Sunday, February 22, 2015

Pigeonholes of Universal Views

“Beware: we know that critics’ spite,
a boomerang, comes back to bite.”   

Industry insiders could probably make several lists of twenty-four secrets or misunderstood facts or contentious minutiae about publishing, but here's a good list on the writing life from Curtis Sittenfeld. I like this one most:  10. The goal is not to be a media darling; the goal is to have a career.

A white male writer is a writer. The rest are pigeonholed: female writer, black writer, African writer. But literature is a way to seek universality Media Dragon Imitation Games

“The wheels of fortune surely turn;
your book may be the next to burn.”

“Love shook my senses, / Like wind crashing on the mountain oaks.” Taylor Swift? No, Sappho. The love song is a timeless form Agape

Unless your site is about one thing, it’s about everything Fredrik DeBoer. “For a website, or a publication, or a magazine, or a natively advertising content vertical, there is no such thing as a sensibility.” Translation: Blogging is not dead.

A person of average intelligence today would have been exceptionally intelligent a century ago. We're getting smarter. Are we getting more moral?... 
The OED defines “the black ox” not as depression but as “adversity, hardship, misfortune; the cares of life.” A black dog might tear our flesh. A black ox may trod on our foot and gore us. Ben Jonson writes in A Tale of a Tub (1633), though not of Larkin or Murray: “The black Oxe never trod yet O your foot.” 
 Are we wiser?

Oliver Sacks has months to live. There is no longer time for anything inessential – just himself, his work, his friends. 
“In my depravity, I have even been known to savor the smell of beer from a workman’s tavern at eight o’clock in the morning and the smell of a crowded movie house (hot buttered popcorn, mostly) at eight o’clock at night. And I am curiously moved by that old (and doubtless deleterious) city smell of soft-coal smoke bellying upward from apartment buildings on a snowy morning.” 
And some silliness

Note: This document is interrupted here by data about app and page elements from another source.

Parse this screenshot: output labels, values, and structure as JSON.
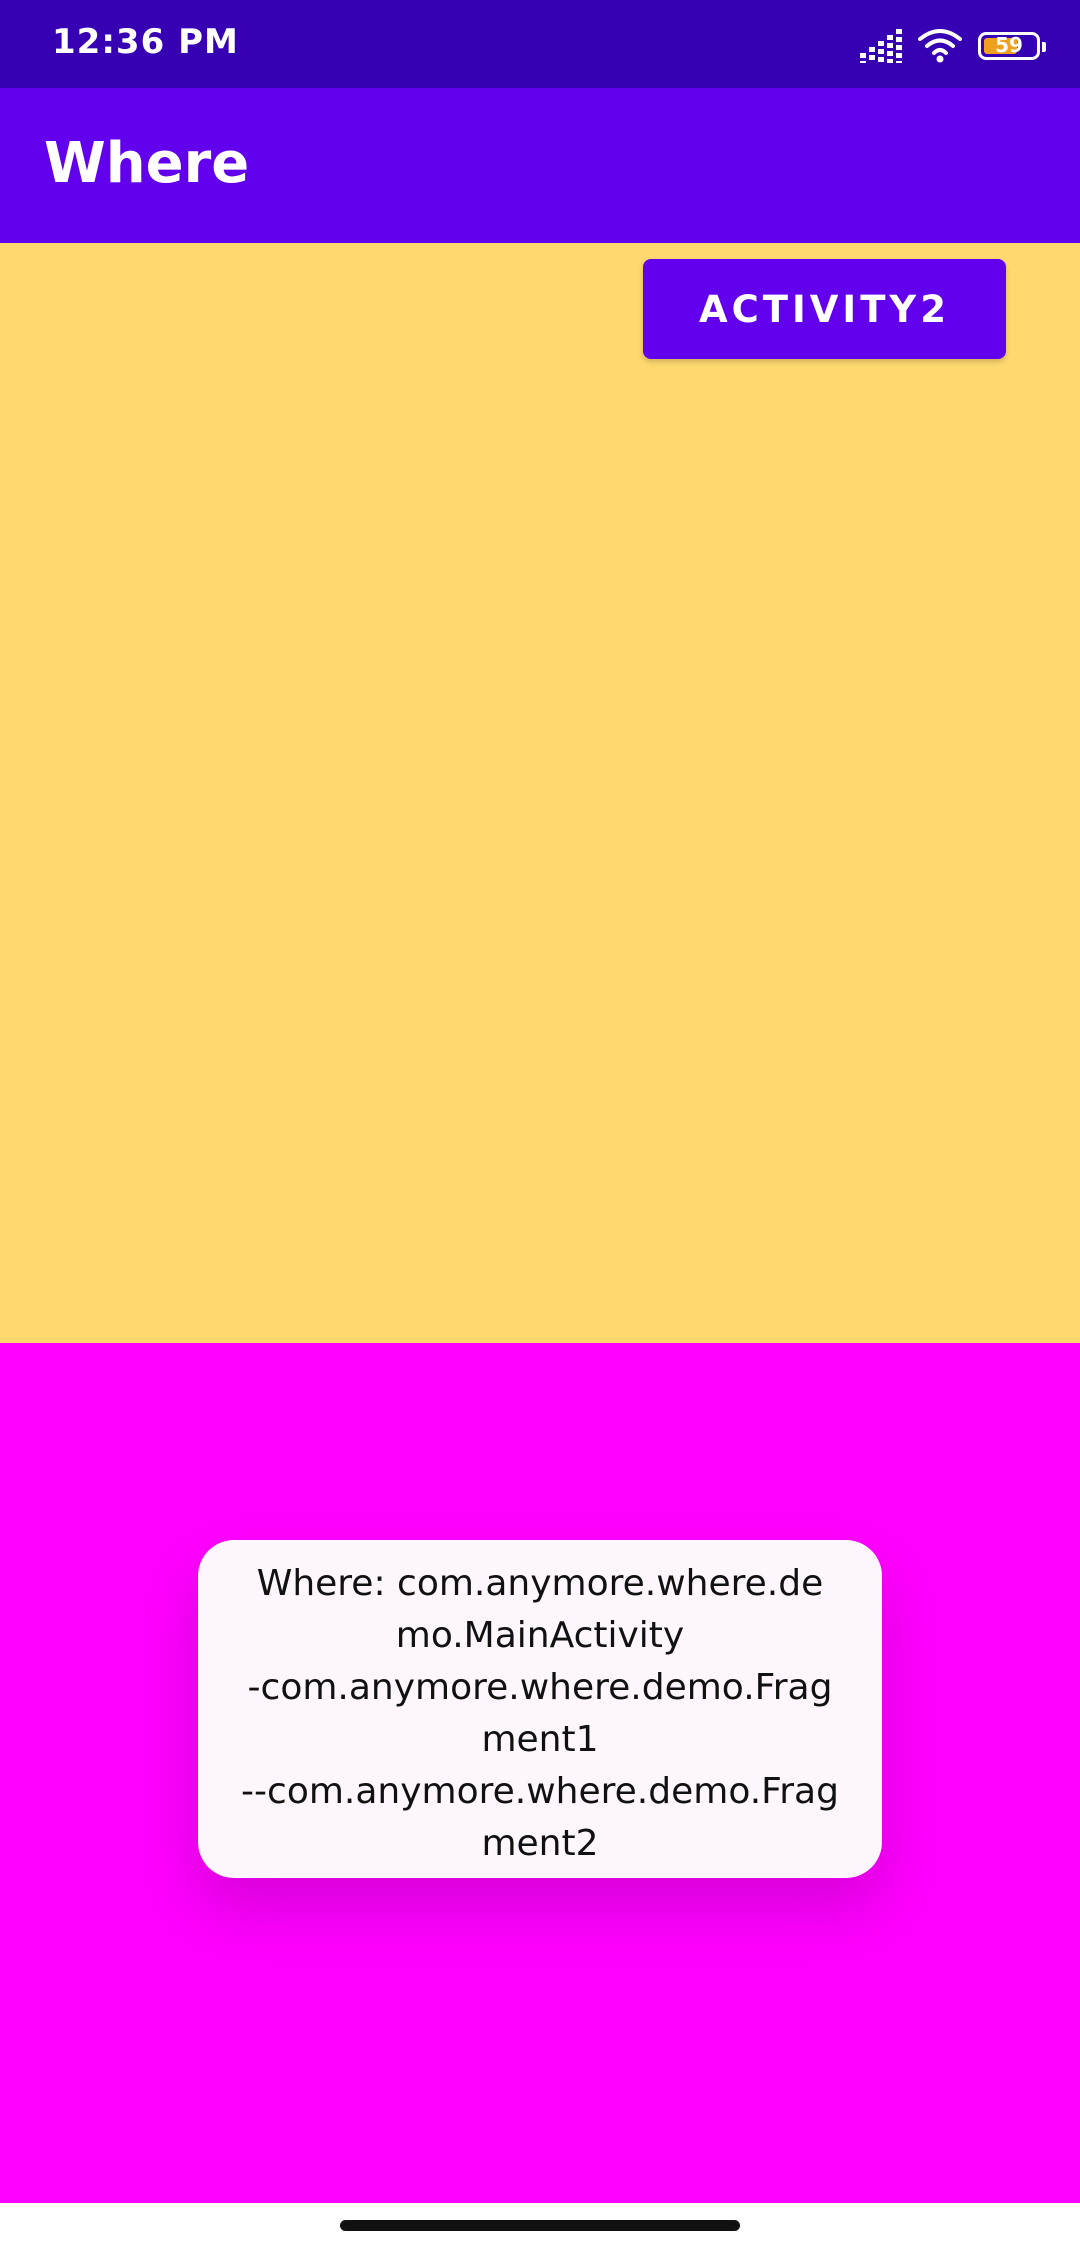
{
  "status_bar": {
    "time": "12:36 PM",
    "battery_level": "59",
    "icons": [
      "signal-icon",
      "wifi-icon",
      "battery-icon"
    ]
  },
  "app_bar": {
    "title": "Where"
  },
  "fragment1": {
    "button_label": "ACTIVITY2",
    "background": "#ffd96f"
  },
  "fragment2": {
    "background": "#ff00ff"
  },
  "toast": {
    "text": "Where: com.anymore.where.demo.MainActivity\n-com.anymore.where.demo.Fragment1\n--com.anymore.where.demo.Fragment2"
  },
  "colors": {
    "status_bar": "#3700b3",
    "primary": "#6200ee",
    "fragment1_bg": "#ffd96f",
    "fragment2_bg": "#ff00ff",
    "toast_bg": "#fdf6fd"
  }
}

What the story of one dead man pulled through the snow by another man says about history, historical fiction, and the human imagination... Coldest Stories

A writer at The Economist pulls off a sort of Oulipian stunt, except this one has a point. “Out with the Long” is devoted to the virtues of one-syllable words and is written exclusively in monosyllables. After a few sentences, the cadence plods along like a spavined nag, but the author knows what he is doing: 

“I started looking into whether lead degrades in water, trying to find out why fisherman use lead weights and researching the composition of lead type, as I didn’t really know anything about the chemistry of it and wanted to make sure I wasn’t going to start looking for something that had rotted away.”
~ Recovering A Lost Typeface From Its Watery Grave Creative Review (UK)  

The next installment in NY Mag's series of horrifying interviews from which you can't look away: you've seen it, you've felt deeply unsettled by it, you've proclaimed its deeply unsettling nature to all of the people you gchat: "What It's Like to Date Your Dad"

Unusual “review” of 50 Shades of Grey

“The point is that to get a range of step, stride and gait means you have to use some long words, some short and some, well, just run of the mill, those whose place is in the mid range. What’s more, though you may find you can write with just short words for a while, in the end don’t you have to give in and reach for one of those terms which, like it or not, is made up of bits, more bits and yet more bits, and that adds up to a word which is long?”